Task objective:
This exercise asks for every line of the material that contains the word "الامتحان".

Task inputs:

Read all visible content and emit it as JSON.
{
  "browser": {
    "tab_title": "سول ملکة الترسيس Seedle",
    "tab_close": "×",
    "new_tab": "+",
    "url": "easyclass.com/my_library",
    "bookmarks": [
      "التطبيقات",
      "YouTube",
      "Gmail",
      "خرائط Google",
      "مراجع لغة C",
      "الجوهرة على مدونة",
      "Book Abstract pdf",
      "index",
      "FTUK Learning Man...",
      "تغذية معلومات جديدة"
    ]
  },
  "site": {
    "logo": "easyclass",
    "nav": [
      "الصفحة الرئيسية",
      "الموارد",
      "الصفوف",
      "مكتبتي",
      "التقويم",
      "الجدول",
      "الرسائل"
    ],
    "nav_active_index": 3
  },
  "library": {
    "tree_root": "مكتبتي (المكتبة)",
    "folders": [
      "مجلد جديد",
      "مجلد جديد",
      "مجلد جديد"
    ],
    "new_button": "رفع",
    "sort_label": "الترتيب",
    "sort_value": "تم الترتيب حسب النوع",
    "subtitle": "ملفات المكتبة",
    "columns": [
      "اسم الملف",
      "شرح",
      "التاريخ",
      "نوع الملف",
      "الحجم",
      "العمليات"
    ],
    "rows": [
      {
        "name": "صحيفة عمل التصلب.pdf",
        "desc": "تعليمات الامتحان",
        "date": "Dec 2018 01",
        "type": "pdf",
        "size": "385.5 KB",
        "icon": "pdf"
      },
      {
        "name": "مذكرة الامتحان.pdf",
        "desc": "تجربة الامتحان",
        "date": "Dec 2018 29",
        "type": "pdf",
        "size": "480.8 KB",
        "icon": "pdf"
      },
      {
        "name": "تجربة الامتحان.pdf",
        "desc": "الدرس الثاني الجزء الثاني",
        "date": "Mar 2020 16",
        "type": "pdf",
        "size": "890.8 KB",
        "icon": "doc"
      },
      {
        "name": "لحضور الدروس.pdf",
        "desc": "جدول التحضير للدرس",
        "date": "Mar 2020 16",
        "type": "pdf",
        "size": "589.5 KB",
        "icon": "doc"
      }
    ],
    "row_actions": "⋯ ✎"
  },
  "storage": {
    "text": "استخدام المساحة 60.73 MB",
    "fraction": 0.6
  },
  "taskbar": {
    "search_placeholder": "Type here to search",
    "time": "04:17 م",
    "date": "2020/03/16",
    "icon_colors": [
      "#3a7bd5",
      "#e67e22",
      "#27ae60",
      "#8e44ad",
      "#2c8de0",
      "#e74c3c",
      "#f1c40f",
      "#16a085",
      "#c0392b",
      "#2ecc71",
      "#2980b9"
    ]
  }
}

Written solution:
        "desc": "تعليمات الامتحان",
        "name": "مذكرة الامتحان.pdf",
        "desc": "تجربة الامتحان",
        "name": "تجربة الامتحان.pdf",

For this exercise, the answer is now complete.